Source records »
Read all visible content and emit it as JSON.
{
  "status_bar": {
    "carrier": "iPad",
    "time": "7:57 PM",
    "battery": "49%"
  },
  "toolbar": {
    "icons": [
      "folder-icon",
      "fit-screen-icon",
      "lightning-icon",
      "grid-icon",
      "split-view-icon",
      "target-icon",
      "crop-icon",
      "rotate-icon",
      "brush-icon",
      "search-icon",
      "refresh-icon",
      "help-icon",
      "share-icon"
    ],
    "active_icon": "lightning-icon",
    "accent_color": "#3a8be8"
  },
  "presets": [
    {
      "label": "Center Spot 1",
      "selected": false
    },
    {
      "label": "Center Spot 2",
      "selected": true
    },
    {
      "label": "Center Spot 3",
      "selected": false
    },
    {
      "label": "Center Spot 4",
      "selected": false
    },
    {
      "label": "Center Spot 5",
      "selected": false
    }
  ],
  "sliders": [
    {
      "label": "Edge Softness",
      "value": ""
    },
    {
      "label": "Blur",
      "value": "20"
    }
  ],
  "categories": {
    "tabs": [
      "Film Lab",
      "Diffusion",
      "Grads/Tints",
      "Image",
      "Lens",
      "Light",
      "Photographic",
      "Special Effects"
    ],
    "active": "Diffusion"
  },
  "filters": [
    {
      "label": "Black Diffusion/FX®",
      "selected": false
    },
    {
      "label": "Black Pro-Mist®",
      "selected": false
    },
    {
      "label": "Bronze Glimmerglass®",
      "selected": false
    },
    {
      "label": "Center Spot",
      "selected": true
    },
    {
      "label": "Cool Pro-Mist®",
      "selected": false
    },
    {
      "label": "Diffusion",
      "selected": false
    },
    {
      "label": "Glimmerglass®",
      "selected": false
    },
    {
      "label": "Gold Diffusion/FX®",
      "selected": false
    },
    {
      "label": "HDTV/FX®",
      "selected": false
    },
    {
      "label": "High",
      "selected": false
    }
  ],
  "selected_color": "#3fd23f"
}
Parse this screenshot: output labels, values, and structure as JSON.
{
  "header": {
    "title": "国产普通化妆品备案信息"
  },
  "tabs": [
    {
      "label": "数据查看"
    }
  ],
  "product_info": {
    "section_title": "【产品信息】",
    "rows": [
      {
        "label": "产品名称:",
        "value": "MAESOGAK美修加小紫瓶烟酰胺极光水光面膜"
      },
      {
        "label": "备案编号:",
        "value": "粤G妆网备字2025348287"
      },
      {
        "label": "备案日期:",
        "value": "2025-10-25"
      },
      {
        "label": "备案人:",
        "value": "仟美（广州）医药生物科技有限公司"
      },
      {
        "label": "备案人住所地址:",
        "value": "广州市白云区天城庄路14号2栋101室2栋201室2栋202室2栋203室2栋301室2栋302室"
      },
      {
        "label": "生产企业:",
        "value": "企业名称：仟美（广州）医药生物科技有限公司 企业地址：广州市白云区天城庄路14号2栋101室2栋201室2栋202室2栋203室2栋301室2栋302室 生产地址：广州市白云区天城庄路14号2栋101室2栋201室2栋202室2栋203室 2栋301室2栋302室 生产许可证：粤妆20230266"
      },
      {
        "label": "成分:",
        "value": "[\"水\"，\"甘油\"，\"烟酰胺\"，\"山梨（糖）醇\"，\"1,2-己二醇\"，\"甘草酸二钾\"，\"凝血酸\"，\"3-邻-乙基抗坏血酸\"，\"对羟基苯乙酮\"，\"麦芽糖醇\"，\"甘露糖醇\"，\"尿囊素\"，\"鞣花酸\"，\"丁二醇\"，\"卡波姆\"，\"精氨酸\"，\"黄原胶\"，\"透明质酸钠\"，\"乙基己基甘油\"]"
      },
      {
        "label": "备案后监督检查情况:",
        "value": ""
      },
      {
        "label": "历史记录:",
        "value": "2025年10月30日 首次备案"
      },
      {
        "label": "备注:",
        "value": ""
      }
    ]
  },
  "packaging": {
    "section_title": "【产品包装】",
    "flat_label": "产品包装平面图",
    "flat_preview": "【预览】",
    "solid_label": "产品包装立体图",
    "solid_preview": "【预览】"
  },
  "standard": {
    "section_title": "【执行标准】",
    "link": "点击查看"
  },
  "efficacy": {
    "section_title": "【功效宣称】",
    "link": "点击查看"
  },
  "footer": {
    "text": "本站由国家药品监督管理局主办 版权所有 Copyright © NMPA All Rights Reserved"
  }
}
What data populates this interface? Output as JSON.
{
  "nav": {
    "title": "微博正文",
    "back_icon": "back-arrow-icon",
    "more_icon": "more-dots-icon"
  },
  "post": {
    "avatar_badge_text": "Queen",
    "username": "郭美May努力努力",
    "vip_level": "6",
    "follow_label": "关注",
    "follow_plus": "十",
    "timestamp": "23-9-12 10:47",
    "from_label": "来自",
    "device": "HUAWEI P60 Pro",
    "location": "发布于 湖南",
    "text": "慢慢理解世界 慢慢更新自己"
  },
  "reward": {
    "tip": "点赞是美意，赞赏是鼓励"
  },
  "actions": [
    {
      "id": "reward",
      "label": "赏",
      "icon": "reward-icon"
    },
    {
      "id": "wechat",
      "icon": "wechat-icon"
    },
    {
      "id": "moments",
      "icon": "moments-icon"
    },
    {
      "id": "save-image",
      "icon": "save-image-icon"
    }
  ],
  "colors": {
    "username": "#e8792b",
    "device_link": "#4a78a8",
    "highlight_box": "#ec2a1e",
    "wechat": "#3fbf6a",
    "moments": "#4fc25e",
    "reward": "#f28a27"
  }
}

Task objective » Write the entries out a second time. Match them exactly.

The completed task »
Read all visible content and emit it as JSON.
{
  "status_bar": {
    "carrier": "iPad",
    "time": "7:57 PM",
    "battery": "49%"
  },
  "toolbar": {
    "icons": [
      "folder-icon",
      "fit-screen-icon",
      "lightning-icon",
      "grid-icon",
      "split-view-icon",
      "target-icon",
      "crop-icon",
      "rotate-icon",
      "brush-icon",
      "search-icon",
      "refresh-icon",
      "help-icon",
      "share-icon"
    ],
    "active_icon": "lightning-icon",
    "accent_color": "#3a8be8"
  },
  "presets": [
    {
      "label": "Center Spot 1",
      "selected": false
    },
    {
      "label": "Center Spot 2",
      "selected": true
    },
    {
      "label": "Center Spot 3",
      "selected": false
    },
    {
      "label": "Center Spot 4",
      "selected": false
    },
    {
      "label": "Center Spot 5",
      "selected": false
    }
  ],
  "sliders": [
    {
      "label": "Edge Softness",
      "value": ""
    },
    {
      "label": "Blur",
      "value": "20"
    }
  ],
  "categories": {
    "tabs": [
      "Film Lab",
      "Diffusion",
      "Grads/Tints",
      "Image",
      "Lens",
      "Light",
      "Photographic",
      "Special Effects"
    ],
    "active": "Diffusion"
  },
  "filters": [
    {
      "label": "Black Diffusion/FX®",
      "selected": false
    },
    {
      "label": "Black Pro-Mist®",
      "selected": false
    },
    {
      "label": "Bronze Glimmerglass®",
      "selected": false
    },
    {
      "label": "Center Spot",
      "selected": true
    },
    {
      "label": "Cool Pro-Mist®",
      "selected": false
    },
    {
      "label": "Diffusion",
      "selected": false
    },
    {
      "label": "Glimmerglass®",
      "selected": false
    },
    {
      "label": "Gold Diffusion/FX®",
      "selected": false
    },
    {
      "label": "HDTV/FX®",
      "selected": false
    },
    {
      "label": "High",
      "selected": false
    }
  ],
  "selected_color": "#3fd23f"
}
Parse this screenshot: output labels, values, and structure as JSON.
{
  "header": {
    "title": "国产普通化妆品备案信息"
  },
  "tabs": [
    {
      "label": "数据查看"
    }
  ],
  "product_info": {
    "section_title": "【产品信息】",
    "rows": [
      {
        "label": "产品名称:",
        "value": "MAESOGAK美修加小紫瓶烟酰胺极光水光面膜"
      },
      {
        "label": "备案编号:",
        "value": "粤G妆网备字2025348287"
      },
      {
        "label": "备案日期:",
        "value": "2025-10-25"
      },
      {
        "label": "备案人:",
        "value": "仟美（广州）医药生物科技有限公司"
      },
      {
        "label": "备案人住所地址:",
        "value": "广州市白云区天城庄路14号2栋101室2栋201室2栋202室2栋203室2栋301室2栋302室"
      },
      {
        "label": "生产企业:",
        "value": "企业名称：仟美（广州）医药生物科技有限公司 企业地址：广州市白云区天城庄路14号2栋101室2栋201室2栋202室2栋203室2栋301室2栋302室 生产地址：广州市白云区天城庄路14号2栋101室2栋201室2栋202室2栋203室 2栋301室2栋302室 生产许可证：粤妆20230266"
      },
      {
        "label": "成分:",
        "value": "[\"水\"，\"甘油\"，\"烟酰胺\"，\"山梨（糖）醇\"，\"1,2-己二醇\"，\"甘草酸二钾\"，\"凝血酸\"，\"3-邻-乙基抗坏血酸\"，\"对羟基苯乙酮\"，\"麦芽糖醇\"，\"甘露糖醇\"，\"尿囊素\"，\"鞣花酸\"，\"丁二醇\"，\"卡波姆\"，\"精氨酸\"，\"黄原胶\"，\"透明质酸钠\"，\"乙基己基甘油\"]"
      },
      {
        "label": "备案后监督检查情况:",
        "value": ""
      },
      {
        "label": "历史记录:",
        "value": "2025年10月30日 首次备案"
      },
      {
        "label": "备注:",
        "value": ""
      }
    ]
  },
  "packaging": {
    "section_title": "【产品包装】",
    "flat_label": "产品包装平面图",
    "flat_preview": "【预览】",
    "solid_label": "产品包装立体图",
    "solid_preview": "【预览】"
  },
  "standard": {
    "section_title": "【执行标准】",
    "link": "点击查看"
  },
  "efficacy": {
    "section_title": "【功效宣称】",
    "link": "点击查看"
  },
  "footer": {
    "text": "本站由国家药品监督管理局主办 版权所有 Copyright © NMPA All Rights Reserved"
  }
}
What data populates this interface? Output as JSON.
{
  "nav": {
    "title": "微博正文",
    "back_icon": "back-arrow-icon",
    "more_icon": "more-dots-icon"
  },
  "post": {
    "avatar_badge_text": "Queen",
    "username": "郭美May努力努力",
    "vip_level": "6",
    "follow_label": "关注",
    "follow_plus": "十",
    "timestamp": "23-9-12 10:47",
    "from_label": "来自",
    "device": "HUAWEI P60 Pro",
    "location": "发布于 湖南",
    "text": "慢慢理解世界 慢慢更新自己"
  },
  "reward": {
    "tip": "点赞是美意，赞赏是鼓励"
  },
  "actions": [
    {
      "id": "reward",
      "label": "赏",
      "icon": "reward-icon"
    },
    {
      "id": "wechat",
      "icon": "wechat-icon"
    },
    {
      "id": "moments",
      "icon": "moments-icon"
    },
    {
      "id": "save-image",
      "icon": "save-image-icon"
    }
  ],
  "colors": {
    "username": "#e8792b",
    "device_link": "#4a78a8",
    "highlight_box": "#ec2a1e",
    "wechat": "#3fbf6a",
    "moments": "#4fc25e",
    "reward": "#f28a27"
  }
}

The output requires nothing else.